> **Instructions for the task**: Nothing but the entries, copied exactly, should appear in the response.

[Web page and app entries]
--------

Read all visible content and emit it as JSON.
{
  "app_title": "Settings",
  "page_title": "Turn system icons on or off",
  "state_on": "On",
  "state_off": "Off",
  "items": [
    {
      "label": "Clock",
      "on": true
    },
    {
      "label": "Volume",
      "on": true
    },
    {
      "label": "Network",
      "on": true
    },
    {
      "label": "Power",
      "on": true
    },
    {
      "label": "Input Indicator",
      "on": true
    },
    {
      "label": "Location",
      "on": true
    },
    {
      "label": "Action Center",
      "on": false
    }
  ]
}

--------

> **Task result**:
Read all visible content and emit it as JSON.
{
  "app_title": "Settings",
  "page_title": "Turn system icons on or off",
  "state_on": "On",
  "state_off": "Off",
  "items": [
    {
      "label": "Clock",
      "on": true
    },
    {
      "label": "Volume",
      "on": true
    },
    {
      "label": "Network",
      "on": true
    },
    {
      "label": "Power",
      "on": true
    },
    {
      "label": "Input Indicator",
      "on": true
    },
    {
      "label": "Location",
      "on": true
    },
    {
      "label": "Action Center",
      "on": false
    }
  ]
}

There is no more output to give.